== Segment start ==

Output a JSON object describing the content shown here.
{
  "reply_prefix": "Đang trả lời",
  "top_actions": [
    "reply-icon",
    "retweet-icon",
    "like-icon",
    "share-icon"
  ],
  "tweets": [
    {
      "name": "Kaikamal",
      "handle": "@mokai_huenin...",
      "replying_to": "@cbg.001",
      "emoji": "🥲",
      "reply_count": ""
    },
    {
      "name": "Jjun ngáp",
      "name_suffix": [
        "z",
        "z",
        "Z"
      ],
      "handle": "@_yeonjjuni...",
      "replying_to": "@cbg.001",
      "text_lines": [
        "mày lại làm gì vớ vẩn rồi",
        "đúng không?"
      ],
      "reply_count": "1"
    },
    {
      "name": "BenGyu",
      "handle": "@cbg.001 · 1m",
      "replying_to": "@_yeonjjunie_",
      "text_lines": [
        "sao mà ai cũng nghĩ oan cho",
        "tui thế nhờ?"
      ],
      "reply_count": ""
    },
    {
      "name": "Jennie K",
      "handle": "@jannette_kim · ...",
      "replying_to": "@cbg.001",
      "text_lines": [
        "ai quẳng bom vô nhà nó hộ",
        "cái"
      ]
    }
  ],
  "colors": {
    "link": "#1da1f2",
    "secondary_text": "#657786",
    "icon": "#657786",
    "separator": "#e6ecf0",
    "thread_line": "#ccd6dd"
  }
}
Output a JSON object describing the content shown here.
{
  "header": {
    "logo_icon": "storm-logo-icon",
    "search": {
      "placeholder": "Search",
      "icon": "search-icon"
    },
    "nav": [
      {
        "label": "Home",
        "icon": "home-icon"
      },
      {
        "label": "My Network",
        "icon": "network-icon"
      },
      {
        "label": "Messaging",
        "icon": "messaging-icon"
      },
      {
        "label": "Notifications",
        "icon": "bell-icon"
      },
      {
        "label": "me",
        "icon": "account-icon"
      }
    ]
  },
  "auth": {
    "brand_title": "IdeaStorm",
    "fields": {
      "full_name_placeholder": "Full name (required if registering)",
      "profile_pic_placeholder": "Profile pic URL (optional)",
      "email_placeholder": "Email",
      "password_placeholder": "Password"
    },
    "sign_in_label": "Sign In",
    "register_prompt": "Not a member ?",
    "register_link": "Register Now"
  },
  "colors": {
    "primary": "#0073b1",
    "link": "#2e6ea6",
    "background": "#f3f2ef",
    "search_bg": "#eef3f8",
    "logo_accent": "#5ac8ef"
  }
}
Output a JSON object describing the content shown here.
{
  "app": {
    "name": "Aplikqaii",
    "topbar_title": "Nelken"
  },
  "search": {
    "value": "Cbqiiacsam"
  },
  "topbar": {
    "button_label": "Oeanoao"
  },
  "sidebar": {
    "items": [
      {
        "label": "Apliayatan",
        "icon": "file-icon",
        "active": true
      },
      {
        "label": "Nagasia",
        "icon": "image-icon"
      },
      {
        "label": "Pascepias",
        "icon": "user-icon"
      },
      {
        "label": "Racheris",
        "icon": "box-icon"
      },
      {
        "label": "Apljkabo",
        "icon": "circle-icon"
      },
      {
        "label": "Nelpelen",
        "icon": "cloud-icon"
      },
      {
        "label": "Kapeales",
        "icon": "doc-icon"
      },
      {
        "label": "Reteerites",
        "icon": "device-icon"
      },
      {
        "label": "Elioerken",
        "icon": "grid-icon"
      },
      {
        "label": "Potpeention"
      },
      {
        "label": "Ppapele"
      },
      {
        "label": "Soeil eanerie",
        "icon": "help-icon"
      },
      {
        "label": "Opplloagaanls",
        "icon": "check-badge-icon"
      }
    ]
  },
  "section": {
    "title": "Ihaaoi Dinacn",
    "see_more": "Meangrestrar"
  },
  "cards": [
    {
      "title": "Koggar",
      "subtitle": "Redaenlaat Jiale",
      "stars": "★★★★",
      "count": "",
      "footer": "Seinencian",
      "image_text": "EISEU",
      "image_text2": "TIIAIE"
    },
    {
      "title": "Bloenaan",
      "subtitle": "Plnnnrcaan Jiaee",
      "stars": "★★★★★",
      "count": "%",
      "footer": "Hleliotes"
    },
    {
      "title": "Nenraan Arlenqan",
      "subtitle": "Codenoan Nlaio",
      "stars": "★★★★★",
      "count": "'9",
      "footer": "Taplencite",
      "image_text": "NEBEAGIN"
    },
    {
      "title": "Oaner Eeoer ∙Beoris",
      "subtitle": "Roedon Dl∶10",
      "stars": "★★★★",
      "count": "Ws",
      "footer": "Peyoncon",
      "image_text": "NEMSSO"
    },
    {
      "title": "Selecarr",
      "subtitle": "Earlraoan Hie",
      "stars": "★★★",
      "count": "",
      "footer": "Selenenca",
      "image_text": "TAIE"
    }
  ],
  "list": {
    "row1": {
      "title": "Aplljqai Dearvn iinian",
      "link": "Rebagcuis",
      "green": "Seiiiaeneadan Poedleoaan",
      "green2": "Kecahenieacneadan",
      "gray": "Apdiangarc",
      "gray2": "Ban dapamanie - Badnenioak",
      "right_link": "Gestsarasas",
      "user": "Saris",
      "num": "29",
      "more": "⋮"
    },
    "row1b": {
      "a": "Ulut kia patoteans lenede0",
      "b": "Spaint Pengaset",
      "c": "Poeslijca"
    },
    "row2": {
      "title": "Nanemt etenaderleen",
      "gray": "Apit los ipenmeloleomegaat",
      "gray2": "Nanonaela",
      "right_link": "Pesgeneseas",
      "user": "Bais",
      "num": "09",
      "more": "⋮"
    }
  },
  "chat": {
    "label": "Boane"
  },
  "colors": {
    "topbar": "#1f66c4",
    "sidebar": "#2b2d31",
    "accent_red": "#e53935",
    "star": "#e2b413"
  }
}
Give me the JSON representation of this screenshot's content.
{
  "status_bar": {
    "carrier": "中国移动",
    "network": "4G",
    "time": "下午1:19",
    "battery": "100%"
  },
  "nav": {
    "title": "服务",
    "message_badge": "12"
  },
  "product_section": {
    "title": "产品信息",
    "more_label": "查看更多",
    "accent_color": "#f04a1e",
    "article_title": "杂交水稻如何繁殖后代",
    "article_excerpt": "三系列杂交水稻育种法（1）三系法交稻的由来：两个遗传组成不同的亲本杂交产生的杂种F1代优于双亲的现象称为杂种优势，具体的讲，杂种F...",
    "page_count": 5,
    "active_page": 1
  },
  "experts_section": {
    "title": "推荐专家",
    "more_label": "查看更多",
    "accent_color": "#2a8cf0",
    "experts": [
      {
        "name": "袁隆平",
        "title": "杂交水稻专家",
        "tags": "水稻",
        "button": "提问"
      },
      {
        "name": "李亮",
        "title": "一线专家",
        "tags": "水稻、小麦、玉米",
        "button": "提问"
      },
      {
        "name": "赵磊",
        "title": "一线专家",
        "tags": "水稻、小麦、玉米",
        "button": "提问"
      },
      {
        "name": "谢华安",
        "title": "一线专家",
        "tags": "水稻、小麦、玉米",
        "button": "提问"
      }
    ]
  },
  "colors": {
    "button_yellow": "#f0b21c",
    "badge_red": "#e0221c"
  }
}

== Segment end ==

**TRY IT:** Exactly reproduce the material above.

**WRITTEN RESPONSE:**
Output a JSON object describing the content shown here.
{
  "reply_prefix": "Đang trả lời",
  "top_actions": [
    "reply-icon",
    "retweet-icon",
    "like-icon",
    "share-icon"
  ],
  "tweets": [
    {
      "name": "Kaikamal",
      "handle": "@mokai_huenin...",
      "replying_to": "@cbg.001",
      "emoji": "🥲",
      "reply_count": ""
    },
    {
      "name": "Jjun ngáp",
      "name_suffix": [
        "z",
        "z",
        "Z"
      ],
      "handle": "@_yeonjjuni...",
      "replying_to": "@cbg.001",
      "text_lines": [
        "mày lại làm gì vớ vẩn rồi",
        "đúng không?"
      ],
      "reply_count": "1"
    },
    {
      "name": "BenGyu",
      "handle": "@cbg.001 · 1m",
      "replying_to": "@_yeonjjunie_",
      "text_lines": [
        "sao mà ai cũng nghĩ oan cho",
        "tui thế nhờ?"
      ],
      "reply_count": ""
    },
    {
      "name": "Jennie K",
      "handle": "@jannette_kim · ...",
      "replying_to": "@cbg.001",
      "text_lines": [
        "ai quẳng bom vô nhà nó hộ",
        "cái"
      ]
    }
  ],
  "colors": {
    "link": "#1da1f2",
    "secondary_text": "#657786",
    "icon": "#657786",
    "separator": "#e6ecf0",
    "thread_line": "#ccd6dd"
  }
}
Output a JSON object describing the content shown here.
{
  "header": {
    "logo_icon": "storm-logo-icon",
    "search": {
      "placeholder": "Search",
      "icon": "search-icon"
    },
    "nav": [
      {
        "label": "Home",
        "icon": "home-icon"
      },
      {
        "label": "My Network",
        "icon": "network-icon"
      },
      {
        "label": "Messaging",
        "icon": "messaging-icon"
      },
      {
        "label": "Notifications",
        "icon": "bell-icon"
      },
      {
        "label": "me",
        "icon": "account-icon"
      }
    ]
  },
  "auth": {
    "brand_title": "IdeaStorm",
    "fields": {
      "full_name_placeholder": "Full name (required if registering)",
      "profile_pic_placeholder": "Profile pic URL (optional)",
      "email_placeholder": "Email",
      "password_placeholder": "Password"
    },
    "sign_in_label": "Sign In",
    "register_prompt": "Not a member ?",
    "register_link": "Register Now"
  },
  "colors": {
    "primary": "#0073b1",
    "link": "#2e6ea6",
    "background": "#f3f2ef",
    "search_bg": "#eef3f8",
    "logo_accent": "#5ac8ef"
  }
}
Output a JSON object describing the content shown here.
{
  "app": {
    "name": "Aplikqaii",
    "topbar_title": "Nelken"
  },
  "search": {
    "value": "Cbqiiacsam"
  },
  "topbar": {
    "button_label": "Oeanoao"
  },
  "sidebar": {
    "items": [
      {
        "label": "Apliayatan",
        "icon": "file-icon",
        "active": true
      },
      {
        "label": "Nagasia",
        "icon": "image-icon"
      },
      {
        "label": "Pascepias",
        "icon": "user-icon"
      },
      {
        "label": "Racheris",
        "icon": "box-icon"
      },
      {
        "label": "Apljkabo",
        "icon": "circle-icon"
      },
      {
        "label": "Nelpelen",
        "icon": "cloud-icon"
      },
      {
        "label": "Kapeales",
        "icon": "doc-icon"
      },
      {
        "label": "Reteerites",
        "icon": "device-icon"
      },
      {
        "label": "Elioerken",
        "icon": "grid-icon"
      },
      {
        "label": "Potpeention"
      },
      {
        "label": "Ppapele"
      },
      {
        "label": "Soeil eanerie",
        "icon": "help-icon"
      },
      {
        "label": "Opplloagaanls",
        "icon": "check-badge-icon"
      }
    ]
  },
  "section": {
    "title": "Ihaaoi Dinacn",
    "see_more": "Meangrestrar"
  },
  "cards": [
    {
      "title": "Koggar",
      "subtitle": "Redaenlaat Jiale",
      "stars": "★★★★",
      "count": "",
      "footer": "Seinencian",
      "image_text": "EISEU",
      "image_text2": "TIIAIE"
    },
    {
      "title": "Bloenaan",
      "subtitle": "Plnnnrcaan Jiaee",
      "stars": "★★★★★",
      "count": "%",
      "footer": "Hleliotes"
    },
    {
      "title": "Nenraan Arlenqan",
      "subtitle": "Codenoan Nlaio",
      "stars": "★★★★★",
      "count": "'9",
      "footer": "Taplencite",
      "image_text": "NEBEAGIN"
    },
    {
      "title": "Oaner Eeoer ∙Beoris",
      "subtitle": "Roedon Dl∶10",
      "stars": "★★★★",
      "count": "Ws",
      "footer": "Peyoncon",
      "image_text": "NEMSSO"
    },
    {
      "title": "Selecarr",
      "subtitle": "Earlraoan Hie",
      "stars": "★★★",
      "count": "",
      "footer": "Selenenca",
      "image_text": "TAIE"
    }
  ],
  "list": {
    "row1": {
      "title": "Aplljqai Dearvn iinian",
      "link": "Rebagcuis",
      "green": "Seiiiaeneadan Poedleoaan",
      "green2": "Kecahenieacneadan",
      "gray": "Apdiangarc",
      "gray2": "Ban dapamanie - Badnenioak",
      "right_link": "Gestsarasas",
      "user": "Saris",
      "num": "29",
      "more": "⋮"
    },
    "row1b": {
      "a": "Ulut kia patoteans lenede0",
      "b": "Spaint Pengaset",
      "c": "Poeslijca"
    },
    "row2": {
      "title": "Nanemt etenaderleen",
      "gray": "Apit los ipenmeloleomegaat",
      "gray2": "Nanonaela",
      "right_link": "Pesgeneseas",
      "user": "Bais",
      "num": "09",
      "more": "⋮"
    }
  },
  "chat": {
    "label": "Boane"
  },
  "colors": {
    "topbar": "#1f66c4",
    "sidebar": "#2b2d31",
    "accent_red": "#e53935",
    "star": "#e2b413"
  }
}
Give me the JSON representation of this screenshot's content.
{
  "status_bar": {
    "carrier": "中国移动",
    "network": "4G",
    "time": "下午1:19",
    "battery": "100%"
  },
  "nav": {
    "title": "服务",
    "message_badge": "12"
  },
  "product_section": {
    "title": "产品信息",
    "more_label": "查看更多",
    "accent_color": "#f04a1e",
    "article_title": "杂交水稻如何繁殖后代",
    "article_excerpt": "三系列杂交水稻育种法（1）三系法交稻的由来：两个遗传组成不同的亲本杂交产生的杂种F1代优于双亲的现象称为杂种优势，具体的讲，杂种F...",
    "page_count": 5,
    "active_page": 1
  },
  "experts_section": {
    "title": "推荐专家",
    "more_label": "查看更多",
    "accent_color": "#2a8cf0",
    "experts": [
      {
        "name": "袁隆平",
        "title": "杂交水稻专家",
        "tags": "水稻",
        "button": "提问"
      },
      {
        "name": "李亮",
        "title": "一线专家",
        "tags": "水稻、小麦、玉米",
        "button": "提问"
      },
      {
        "name": "赵磊",
        "title": "一线专家",
        "tags": "水稻、小麦、玉米",
        "button": "提问"
      },
      {
        "name": "谢华安",
        "title": "一线专家",
        "tags": "水稻、小麦、玉米",
        "button": "提问"
      }
    ]
  },
  "colors": {
    "button_yellow": "#f0b21c",
    "badge_red": "#e0221c"
  }
}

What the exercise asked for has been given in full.